What to work on => A faithful repeat of all the records, with no image kept, is the required answer.

Data provided =>
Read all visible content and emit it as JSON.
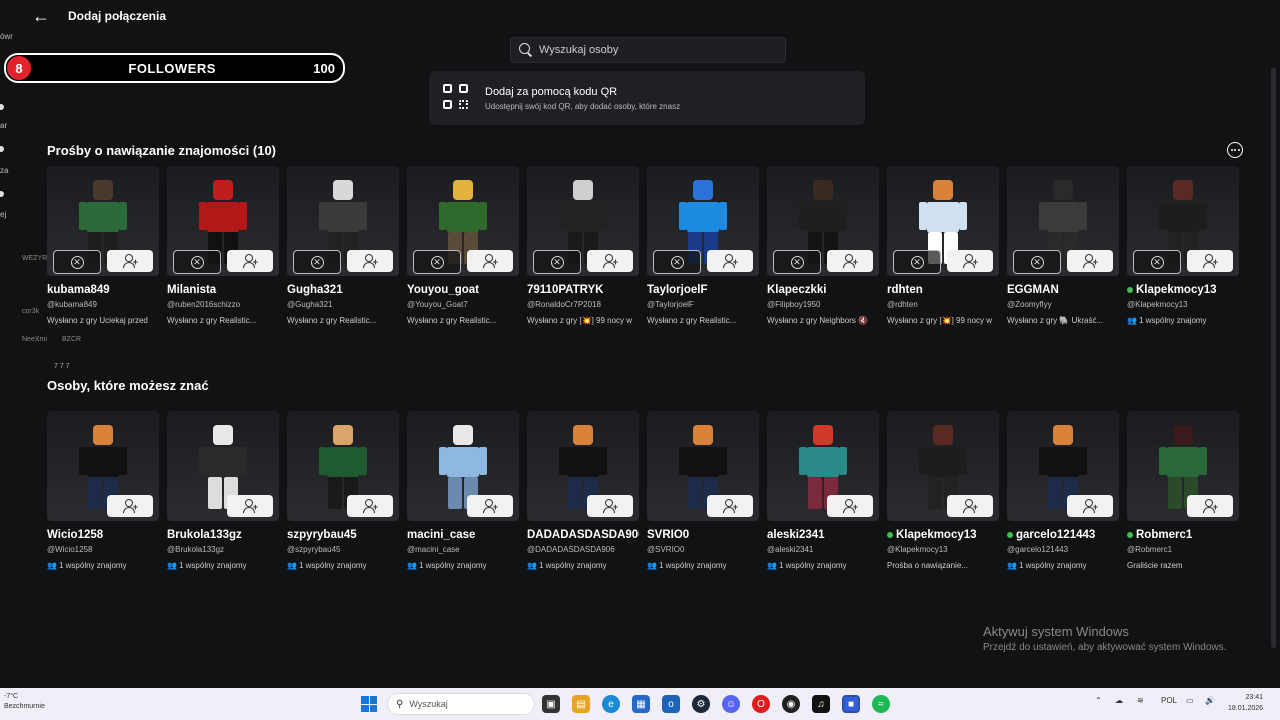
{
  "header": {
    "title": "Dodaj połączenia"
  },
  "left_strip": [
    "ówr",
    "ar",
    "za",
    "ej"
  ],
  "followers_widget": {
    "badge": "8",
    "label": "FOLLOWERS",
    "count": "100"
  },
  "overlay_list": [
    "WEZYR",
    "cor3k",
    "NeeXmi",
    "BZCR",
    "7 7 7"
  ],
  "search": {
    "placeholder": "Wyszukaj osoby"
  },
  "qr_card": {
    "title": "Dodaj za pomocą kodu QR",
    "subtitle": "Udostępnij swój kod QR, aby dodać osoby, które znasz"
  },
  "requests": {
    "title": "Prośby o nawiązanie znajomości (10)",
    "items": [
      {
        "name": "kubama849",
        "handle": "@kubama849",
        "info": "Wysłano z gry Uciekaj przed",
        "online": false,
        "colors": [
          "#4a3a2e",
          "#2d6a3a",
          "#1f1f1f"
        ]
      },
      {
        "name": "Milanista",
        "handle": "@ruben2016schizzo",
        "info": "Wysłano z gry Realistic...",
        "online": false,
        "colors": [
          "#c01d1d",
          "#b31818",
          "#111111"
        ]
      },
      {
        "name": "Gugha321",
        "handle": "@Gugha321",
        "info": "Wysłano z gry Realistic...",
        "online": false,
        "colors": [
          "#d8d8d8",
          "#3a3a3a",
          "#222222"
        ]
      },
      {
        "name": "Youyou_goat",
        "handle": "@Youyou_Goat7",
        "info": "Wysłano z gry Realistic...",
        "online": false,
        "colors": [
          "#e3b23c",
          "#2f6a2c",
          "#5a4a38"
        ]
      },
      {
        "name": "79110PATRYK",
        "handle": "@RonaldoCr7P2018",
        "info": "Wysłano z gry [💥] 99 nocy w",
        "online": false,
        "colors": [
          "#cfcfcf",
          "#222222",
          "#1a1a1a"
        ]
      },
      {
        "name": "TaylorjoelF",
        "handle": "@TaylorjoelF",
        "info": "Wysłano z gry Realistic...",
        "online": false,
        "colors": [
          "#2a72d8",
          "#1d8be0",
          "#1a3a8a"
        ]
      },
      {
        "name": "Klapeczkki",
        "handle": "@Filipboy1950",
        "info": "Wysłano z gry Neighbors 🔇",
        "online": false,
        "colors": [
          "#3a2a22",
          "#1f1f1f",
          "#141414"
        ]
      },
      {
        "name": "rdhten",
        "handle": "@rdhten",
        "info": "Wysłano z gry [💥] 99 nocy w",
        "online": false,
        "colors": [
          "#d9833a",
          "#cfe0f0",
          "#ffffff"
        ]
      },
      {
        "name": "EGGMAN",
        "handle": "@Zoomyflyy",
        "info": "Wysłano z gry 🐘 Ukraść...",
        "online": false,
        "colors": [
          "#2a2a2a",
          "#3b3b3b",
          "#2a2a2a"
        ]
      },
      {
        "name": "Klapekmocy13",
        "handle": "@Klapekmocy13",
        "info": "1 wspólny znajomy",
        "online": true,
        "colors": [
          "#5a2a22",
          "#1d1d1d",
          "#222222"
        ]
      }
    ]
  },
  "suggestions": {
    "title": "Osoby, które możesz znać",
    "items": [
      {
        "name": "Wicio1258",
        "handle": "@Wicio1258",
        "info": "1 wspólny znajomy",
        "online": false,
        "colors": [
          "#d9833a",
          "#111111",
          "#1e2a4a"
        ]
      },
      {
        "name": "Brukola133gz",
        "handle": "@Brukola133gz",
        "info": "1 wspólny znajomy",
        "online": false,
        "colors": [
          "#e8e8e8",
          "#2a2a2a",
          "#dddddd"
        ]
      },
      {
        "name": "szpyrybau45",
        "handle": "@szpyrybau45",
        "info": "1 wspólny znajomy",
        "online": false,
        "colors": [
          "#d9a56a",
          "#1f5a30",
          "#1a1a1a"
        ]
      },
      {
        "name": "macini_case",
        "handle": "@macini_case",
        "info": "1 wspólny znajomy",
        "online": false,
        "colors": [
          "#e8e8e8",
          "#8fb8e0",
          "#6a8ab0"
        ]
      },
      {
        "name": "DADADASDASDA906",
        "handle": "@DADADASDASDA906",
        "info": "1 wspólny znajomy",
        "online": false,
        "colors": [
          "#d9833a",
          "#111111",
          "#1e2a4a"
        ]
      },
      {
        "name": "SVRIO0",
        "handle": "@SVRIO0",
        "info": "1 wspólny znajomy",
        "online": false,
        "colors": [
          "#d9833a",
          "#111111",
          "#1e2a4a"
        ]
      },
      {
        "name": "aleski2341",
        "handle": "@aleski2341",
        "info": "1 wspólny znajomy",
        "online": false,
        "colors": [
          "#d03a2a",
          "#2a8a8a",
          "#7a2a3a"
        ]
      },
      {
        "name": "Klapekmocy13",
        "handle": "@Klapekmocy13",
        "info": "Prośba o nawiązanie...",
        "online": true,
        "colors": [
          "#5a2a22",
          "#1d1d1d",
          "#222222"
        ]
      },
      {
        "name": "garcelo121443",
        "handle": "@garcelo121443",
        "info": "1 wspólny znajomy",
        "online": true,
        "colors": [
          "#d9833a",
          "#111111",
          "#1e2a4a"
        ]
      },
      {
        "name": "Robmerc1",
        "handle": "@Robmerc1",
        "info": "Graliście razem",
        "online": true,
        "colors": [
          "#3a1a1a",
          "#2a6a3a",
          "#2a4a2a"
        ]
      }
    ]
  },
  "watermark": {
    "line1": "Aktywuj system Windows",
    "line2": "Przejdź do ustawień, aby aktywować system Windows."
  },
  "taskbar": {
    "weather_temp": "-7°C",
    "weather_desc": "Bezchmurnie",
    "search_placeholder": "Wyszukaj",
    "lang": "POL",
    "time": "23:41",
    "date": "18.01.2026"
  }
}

Answer area =>
Read all visible content and emit it as JSON.
{
  "header": {
    "title": "Dodaj połączenia"
  },
  "left_strip": [
    "ówr",
    "ar",
    "za",
    "ej"
  ],
  "followers_widget": {
    "badge": "8",
    "label": "FOLLOWERS",
    "count": "100"
  },
  "overlay_list": [
    "WEZYR",
    "cor3k",
    "NeeXmi",
    "BZCR",
    "7 7 7"
  ],
  "search": {
    "placeholder": "Wyszukaj osoby"
  },
  "qr_card": {
    "title": "Dodaj za pomocą kodu QR",
    "subtitle": "Udostępnij swój kod QR, aby dodać osoby, które znasz"
  },
  "requests": {
    "title": "Prośby o nawiązanie znajomości (10)",
    "items": [
      {
        "name": "kubama849",
        "handle": "@kubama849",
        "info": "Wysłano z gry Uciekaj przed",
        "online": false,
        "colors": [
          "#4a3a2e",
          "#2d6a3a",
          "#1f1f1f"
        ]
      },
      {
        "name": "Milanista",
        "handle": "@ruben2016schizzo",
        "info": "Wysłano z gry Realistic...",
        "online": false,
        "colors": [
          "#c01d1d",
          "#b31818",
          "#111111"
        ]
      },
      {
        "name": "Gugha321",
        "handle": "@Gugha321",
        "info": "Wysłano z gry Realistic...",
        "online": false,
        "colors": [
          "#d8d8d8",
          "#3a3a3a",
          "#222222"
        ]
      },
      {
        "name": "Youyou_goat",
        "handle": "@Youyou_Goat7",
        "info": "Wysłano z gry Realistic...",
        "online": false,
        "colors": [
          "#e3b23c",
          "#2f6a2c",
          "#5a4a38"
        ]
      },
      {
        "name": "79110PATRYK",
        "handle": "@RonaldoCr7P2018",
        "info": "Wysłano z gry [💥] 99 nocy w",
        "online": false,
        "colors": [
          "#cfcfcf",
          "#222222",
          "#1a1a1a"
        ]
      },
      {
        "name": "TaylorjoelF",
        "handle": "@TaylorjoelF",
        "info": "Wysłano z gry Realistic...",
        "online": false,
        "colors": [
          "#2a72d8",
          "#1d8be0",
          "#1a3a8a"
        ]
      },
      {
        "name": "Klapeczkki",
        "handle": "@Filipboy1950",
        "info": "Wysłano z gry Neighbors 🔇",
        "online": false,
        "colors": [
          "#3a2a22",
          "#1f1f1f",
          "#141414"
        ]
      },
      {
        "name": "rdhten",
        "handle": "@rdhten",
        "info": "Wysłano z gry [💥] 99 nocy w",
        "online": false,
        "colors": [
          "#d9833a",
          "#cfe0f0",
          "#ffffff"
        ]
      },
      {
        "name": "EGGMAN",
        "handle": "@Zoomyflyy",
        "info": "Wysłano z gry 🐘 Ukraść...",
        "online": false,
        "colors": [
          "#2a2a2a",
          "#3b3b3b",
          "#2a2a2a"
        ]
      },
      {
        "name": "Klapekmocy13",
        "handle": "@Klapekmocy13",
        "info": "1 wspólny znajomy",
        "online": true,
        "colors": [
          "#5a2a22",
          "#1d1d1d",
          "#222222"
        ]
      }
    ]
  },
  "suggestions": {
    "title": "Osoby, które możesz znać",
    "items": [
      {
        "name": "Wicio1258",
        "handle": "@Wicio1258",
        "info": "1 wspólny znajomy",
        "online": false,
        "colors": [
          "#d9833a",
          "#111111",
          "#1e2a4a"
        ]
      },
      {
        "name": "Brukola133gz",
        "handle": "@Brukola133gz",
        "info": "1 wspólny znajomy",
        "online": false,
        "colors": [
          "#e8e8e8",
          "#2a2a2a",
          "#dddddd"
        ]
      },
      {
        "name": "szpyrybau45",
        "handle": "@szpyrybau45",
        "info": "1 wspólny znajomy",
        "online": false,
        "colors": [
          "#d9a56a",
          "#1f5a30",
          "#1a1a1a"
        ]
      },
      {
        "name": "macini_case",
        "handle": "@macini_case",
        "info": "1 wspólny znajomy",
        "online": false,
        "colors": [
          "#e8e8e8",
          "#8fb8e0",
          "#6a8ab0"
        ]
      },
      {
        "name": "DADADASDASDA906",
        "handle": "@DADADASDASDA906",
        "info": "1 wspólny znajomy",
        "online": false,
        "colors": [
          "#d9833a",
          "#111111",
          "#1e2a4a"
        ]
      },
      {
        "name": "SVRIO0",
        "handle": "@SVRIO0",
        "info": "1 wspólny znajomy",
        "online": false,
        "colors": [
          "#d9833a",
          "#111111",
          "#1e2a4a"
        ]
      },
      {
        "name": "aleski2341",
        "handle": "@aleski2341",
        "info": "1 wspólny znajomy",
        "online": false,
        "colors": [
          "#d03a2a",
          "#2a8a8a",
          "#7a2a3a"
        ]
      },
      {
        "name": "Klapekmocy13",
        "handle": "@Klapekmocy13",
        "info": "Prośba o nawiązanie...",
        "online": true,
        "colors": [
          "#5a2a22",
          "#1d1d1d",
          "#222222"
        ]
      },
      {
        "name": "garcelo121443",
        "handle": "@garcelo121443",
        "info": "1 wspólny znajomy",
        "online": true,
        "colors": [
          "#d9833a",
          "#111111",
          "#1e2a4a"
        ]
      },
      {
        "name": "Robmerc1",
        "handle": "@Robmerc1",
        "info": "Graliście razem",
        "online": true,
        "colors": [
          "#3a1a1a",
          "#2a6a3a",
          "#2a4a2a"
        ]
      }
    ]
  },
  "watermark": {
    "line1": "Aktywuj system Windows",
    "line2": "Przejdź do ustawień, aby aktywować system Windows."
  },
  "taskbar": {
    "weather_temp": "-7°C",
    "weather_desc": "Bezchmurnie",
    "search_placeholder": "Wyszukaj",
    "lang": "POL",
    "time": "23:41",
    "date": "18.01.2026"
  }
}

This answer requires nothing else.